Liam and Samuel were thinking about all of that when they came across the WBR&C derailment, this one south of the Rugby Country Club. The state had built the new interstate along the WBR&C track so that it would be easier for television crews from national networks, like CBS and ABC and MSNBCAl Jazeera to get closer to the derailments. The faster these crews got in and got out, the better it would be for the state. The networks had hoped to use drones for aerial footage, cutting down expenses, but UND's School of Unmanned Aeronautics (paid for with money from the Legacy Fund) had an annoying habit of flying into out-of-state drones. There was some question whether it was being done on purpose. Legalization of marijuana had made the problem worse in the eyes of some public officials (mostly Republicans), but most of the "one toke over the line" drone pilots didn't see a problem. Of course, they didn't see much of the drones either once they (the drones, not the pilots) took off. The UND drones were just the opposite of homing pigeons. They seldom came back.

The old BNSF track was still there to be found in some places, if one looked hard enough, but much of that track was replaced when Warren Buffett got tired of all the negative publicity, and changed the BNSF name to Warren Buffett Rail and Coca-Cola Enterprises. When he died, that is when Mr Buffett died, his successor Mark Zuckerberg, of Facebook fame, thought WBR&C was a better fit (a lot fewer letters and only one special character) for mobile advertising on GlobalFaces.

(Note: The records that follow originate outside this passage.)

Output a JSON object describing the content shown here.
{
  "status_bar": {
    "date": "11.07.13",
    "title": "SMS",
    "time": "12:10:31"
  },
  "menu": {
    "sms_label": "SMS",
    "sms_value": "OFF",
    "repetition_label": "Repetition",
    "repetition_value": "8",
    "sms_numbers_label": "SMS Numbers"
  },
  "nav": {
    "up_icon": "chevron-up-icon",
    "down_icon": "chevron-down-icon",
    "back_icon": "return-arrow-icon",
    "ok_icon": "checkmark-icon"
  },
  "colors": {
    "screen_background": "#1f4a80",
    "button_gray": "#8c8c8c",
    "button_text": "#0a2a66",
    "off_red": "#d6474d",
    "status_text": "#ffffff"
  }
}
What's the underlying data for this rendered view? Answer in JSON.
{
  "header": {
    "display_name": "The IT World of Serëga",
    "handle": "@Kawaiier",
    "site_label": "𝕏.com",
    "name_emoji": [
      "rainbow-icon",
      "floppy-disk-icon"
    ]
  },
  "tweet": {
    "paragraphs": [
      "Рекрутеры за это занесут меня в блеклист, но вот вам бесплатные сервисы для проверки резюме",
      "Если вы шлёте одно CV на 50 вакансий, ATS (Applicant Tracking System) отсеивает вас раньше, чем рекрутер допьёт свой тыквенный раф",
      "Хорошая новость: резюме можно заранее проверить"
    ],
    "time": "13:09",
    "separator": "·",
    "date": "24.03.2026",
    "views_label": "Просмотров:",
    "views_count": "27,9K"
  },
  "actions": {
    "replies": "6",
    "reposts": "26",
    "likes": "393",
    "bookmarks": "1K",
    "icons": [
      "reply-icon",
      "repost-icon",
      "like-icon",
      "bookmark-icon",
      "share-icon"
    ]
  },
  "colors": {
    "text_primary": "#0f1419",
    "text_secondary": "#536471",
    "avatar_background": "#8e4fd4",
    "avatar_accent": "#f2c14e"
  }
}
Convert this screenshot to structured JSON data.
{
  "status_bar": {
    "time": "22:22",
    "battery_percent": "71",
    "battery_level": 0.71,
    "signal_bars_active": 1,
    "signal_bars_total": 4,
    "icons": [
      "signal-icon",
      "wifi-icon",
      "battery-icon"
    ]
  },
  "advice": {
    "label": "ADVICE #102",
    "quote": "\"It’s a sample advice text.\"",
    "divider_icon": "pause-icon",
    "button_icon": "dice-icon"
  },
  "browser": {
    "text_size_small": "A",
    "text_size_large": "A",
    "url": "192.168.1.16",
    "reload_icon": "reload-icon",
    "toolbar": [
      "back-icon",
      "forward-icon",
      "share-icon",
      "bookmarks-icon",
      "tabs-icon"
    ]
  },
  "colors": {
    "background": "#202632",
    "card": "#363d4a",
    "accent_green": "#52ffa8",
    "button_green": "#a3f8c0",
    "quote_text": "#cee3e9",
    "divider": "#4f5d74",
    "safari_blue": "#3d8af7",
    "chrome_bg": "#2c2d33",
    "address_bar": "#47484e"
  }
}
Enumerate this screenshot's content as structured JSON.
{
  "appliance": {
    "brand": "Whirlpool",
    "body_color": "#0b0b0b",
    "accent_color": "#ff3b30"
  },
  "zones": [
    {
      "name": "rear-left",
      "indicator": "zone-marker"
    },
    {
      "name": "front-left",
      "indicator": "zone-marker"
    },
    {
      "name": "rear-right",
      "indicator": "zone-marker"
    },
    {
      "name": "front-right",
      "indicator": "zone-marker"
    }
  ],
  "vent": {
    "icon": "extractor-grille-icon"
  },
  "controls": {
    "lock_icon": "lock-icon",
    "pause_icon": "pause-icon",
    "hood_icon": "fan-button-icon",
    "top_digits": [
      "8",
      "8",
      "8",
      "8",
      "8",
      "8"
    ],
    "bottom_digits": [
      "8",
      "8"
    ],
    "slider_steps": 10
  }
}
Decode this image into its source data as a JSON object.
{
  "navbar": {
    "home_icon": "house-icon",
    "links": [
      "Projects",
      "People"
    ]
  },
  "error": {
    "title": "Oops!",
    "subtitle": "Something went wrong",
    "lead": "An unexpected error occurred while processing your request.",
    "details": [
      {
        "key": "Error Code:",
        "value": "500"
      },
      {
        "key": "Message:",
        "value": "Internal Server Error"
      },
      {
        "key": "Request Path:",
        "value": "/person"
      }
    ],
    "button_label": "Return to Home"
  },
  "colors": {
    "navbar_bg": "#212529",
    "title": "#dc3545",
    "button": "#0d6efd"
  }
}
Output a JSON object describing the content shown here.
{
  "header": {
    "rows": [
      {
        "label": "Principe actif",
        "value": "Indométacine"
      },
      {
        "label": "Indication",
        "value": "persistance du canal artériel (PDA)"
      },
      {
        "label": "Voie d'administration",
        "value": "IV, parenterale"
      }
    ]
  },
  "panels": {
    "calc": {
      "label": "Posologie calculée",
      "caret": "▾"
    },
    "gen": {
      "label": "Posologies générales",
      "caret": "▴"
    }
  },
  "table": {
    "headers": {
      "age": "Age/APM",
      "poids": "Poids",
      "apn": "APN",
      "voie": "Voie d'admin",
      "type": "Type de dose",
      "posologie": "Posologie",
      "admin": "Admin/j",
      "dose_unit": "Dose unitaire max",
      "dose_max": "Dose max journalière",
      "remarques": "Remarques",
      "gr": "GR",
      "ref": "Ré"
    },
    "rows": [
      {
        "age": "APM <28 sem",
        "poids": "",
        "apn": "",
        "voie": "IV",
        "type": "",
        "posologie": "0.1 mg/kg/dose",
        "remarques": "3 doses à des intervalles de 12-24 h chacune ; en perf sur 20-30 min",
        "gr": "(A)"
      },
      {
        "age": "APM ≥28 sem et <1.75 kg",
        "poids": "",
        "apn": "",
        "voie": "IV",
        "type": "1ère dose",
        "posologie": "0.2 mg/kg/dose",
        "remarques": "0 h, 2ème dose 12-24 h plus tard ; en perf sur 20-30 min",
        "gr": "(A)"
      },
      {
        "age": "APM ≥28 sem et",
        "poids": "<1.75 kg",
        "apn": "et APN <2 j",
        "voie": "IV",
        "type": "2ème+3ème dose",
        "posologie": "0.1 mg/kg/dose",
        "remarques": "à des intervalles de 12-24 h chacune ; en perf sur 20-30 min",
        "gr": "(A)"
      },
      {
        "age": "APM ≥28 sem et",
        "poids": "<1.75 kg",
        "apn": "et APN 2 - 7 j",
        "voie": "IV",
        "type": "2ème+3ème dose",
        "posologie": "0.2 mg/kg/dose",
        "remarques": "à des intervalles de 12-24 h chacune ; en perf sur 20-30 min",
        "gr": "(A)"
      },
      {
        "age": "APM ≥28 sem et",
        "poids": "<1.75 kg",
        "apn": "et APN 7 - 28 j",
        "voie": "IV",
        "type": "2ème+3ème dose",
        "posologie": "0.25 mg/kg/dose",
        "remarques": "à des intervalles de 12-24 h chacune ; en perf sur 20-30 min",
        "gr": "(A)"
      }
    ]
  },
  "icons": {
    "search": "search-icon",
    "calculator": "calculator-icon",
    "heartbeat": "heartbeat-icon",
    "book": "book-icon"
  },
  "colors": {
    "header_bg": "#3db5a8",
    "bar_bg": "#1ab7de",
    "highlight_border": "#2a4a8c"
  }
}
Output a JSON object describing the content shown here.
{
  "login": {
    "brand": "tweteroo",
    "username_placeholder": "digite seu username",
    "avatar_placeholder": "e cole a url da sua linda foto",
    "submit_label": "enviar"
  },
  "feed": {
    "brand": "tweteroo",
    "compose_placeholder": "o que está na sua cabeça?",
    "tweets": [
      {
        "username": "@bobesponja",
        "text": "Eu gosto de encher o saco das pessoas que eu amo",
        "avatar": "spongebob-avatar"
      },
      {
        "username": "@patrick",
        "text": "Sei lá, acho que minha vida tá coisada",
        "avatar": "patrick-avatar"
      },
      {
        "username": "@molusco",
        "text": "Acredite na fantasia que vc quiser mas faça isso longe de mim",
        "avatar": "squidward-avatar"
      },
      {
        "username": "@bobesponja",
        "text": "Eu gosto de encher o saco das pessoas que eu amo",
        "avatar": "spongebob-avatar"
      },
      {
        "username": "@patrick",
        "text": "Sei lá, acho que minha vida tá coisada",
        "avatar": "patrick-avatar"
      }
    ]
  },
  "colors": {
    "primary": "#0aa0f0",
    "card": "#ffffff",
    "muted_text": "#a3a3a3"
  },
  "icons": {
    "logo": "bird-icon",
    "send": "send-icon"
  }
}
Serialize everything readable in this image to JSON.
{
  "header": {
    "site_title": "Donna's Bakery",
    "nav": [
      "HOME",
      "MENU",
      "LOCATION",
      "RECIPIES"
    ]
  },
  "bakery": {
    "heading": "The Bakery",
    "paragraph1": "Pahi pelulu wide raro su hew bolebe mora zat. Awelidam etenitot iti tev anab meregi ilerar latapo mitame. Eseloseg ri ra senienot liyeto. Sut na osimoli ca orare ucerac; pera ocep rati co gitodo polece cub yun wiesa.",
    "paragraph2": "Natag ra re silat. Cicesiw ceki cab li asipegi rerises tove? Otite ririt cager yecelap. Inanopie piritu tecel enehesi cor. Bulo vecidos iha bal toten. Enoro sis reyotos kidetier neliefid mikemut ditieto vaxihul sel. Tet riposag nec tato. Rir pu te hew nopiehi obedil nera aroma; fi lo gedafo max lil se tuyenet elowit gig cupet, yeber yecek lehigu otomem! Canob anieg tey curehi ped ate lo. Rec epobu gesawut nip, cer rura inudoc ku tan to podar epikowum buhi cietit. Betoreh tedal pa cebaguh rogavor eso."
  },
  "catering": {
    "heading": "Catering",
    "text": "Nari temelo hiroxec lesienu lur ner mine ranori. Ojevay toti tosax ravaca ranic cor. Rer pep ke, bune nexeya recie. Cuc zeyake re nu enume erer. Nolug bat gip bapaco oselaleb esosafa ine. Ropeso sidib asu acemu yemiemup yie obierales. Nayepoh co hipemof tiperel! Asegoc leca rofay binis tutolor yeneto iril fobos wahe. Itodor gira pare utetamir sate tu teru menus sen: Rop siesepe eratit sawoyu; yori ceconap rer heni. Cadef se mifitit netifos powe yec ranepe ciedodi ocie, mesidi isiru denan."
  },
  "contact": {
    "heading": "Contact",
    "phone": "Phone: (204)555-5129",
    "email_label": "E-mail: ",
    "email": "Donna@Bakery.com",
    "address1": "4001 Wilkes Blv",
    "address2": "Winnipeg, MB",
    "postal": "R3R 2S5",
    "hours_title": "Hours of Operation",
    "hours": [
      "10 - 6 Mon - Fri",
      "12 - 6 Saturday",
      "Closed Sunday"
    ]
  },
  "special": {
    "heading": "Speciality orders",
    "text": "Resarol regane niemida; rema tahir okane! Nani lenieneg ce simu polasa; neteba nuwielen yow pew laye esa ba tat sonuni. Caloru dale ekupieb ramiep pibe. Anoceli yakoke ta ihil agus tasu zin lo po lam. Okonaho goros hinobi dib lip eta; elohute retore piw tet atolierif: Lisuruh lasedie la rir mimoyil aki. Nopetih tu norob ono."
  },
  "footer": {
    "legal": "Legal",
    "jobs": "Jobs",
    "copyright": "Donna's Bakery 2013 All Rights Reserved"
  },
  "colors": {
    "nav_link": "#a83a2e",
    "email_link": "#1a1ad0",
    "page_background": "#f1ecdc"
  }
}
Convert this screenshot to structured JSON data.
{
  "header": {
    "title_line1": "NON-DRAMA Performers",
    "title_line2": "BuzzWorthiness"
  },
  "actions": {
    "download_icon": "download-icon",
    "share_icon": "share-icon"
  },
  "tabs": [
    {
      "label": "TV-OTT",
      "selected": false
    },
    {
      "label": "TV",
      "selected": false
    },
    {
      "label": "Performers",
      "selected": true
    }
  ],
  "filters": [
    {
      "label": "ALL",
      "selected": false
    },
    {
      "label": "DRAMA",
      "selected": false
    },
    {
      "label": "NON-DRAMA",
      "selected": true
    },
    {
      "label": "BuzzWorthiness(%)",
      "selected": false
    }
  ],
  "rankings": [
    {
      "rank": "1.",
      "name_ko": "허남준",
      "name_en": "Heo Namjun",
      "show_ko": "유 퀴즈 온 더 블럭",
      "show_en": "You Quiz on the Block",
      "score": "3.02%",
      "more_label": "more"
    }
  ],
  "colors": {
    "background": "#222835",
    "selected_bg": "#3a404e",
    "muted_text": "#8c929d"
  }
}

Some thought that Warren, had he lived longer, was going to drop the "rail" from Warren Buffett Rail and Coca-Cola Enterprises, thinking that the source of derailments was the fact the tank cars were riding on rails. Yes, Warren was a sprightly 108 years old when he died, but a little senile. He was found unconscious in the bathroom with a bottle of Coke in his clenched fist. Prior to the autopsy there was a lot of talk about old age being the cause of his death, but the coroner said it was unwise to jump to conclusions. The talk then switched to straining.

Liam and Samuel weren't thinking about Warren Buffett or WBR&C or the Legacy Fund, though. They were just thinking about Devil's Lake. In their Lamborghini. It was late August.

Liam: "I still think it should be Devil's Lake."

Samuel: "Wrong. Devils Lake is easier to spell if you're using an iPad."

Liam: "Hey, look, another WBR&C derailment."

Samuel: "Looks like only three oil tank cars left the rails this time."

Liam: "I think you are correct ... one,... two....three,... no I think there's a fourth...."

Samuel: "That's a beer tank..."

Yes, it was easy to forget that when the ethanol bubble burst (shortly after Al Gore died) North Dakota farmers had to replace all that corn with something else. And they did. With a vengeance. Hops. Lots of hops.

Liam: "Yup, that's a beer tank.

Next week's episode: Liam asks Samuel if he is crying over spilled beer. 


  1. Bruce , this needs to go to the Park Rapids Enterprise in Park Rapids, Mn. Can't wait for next chapter.
    Rich C

    1. Thank you for taking time to write. I have the second episode "roughed out." It will be interesting to see how many page views that particular story will get.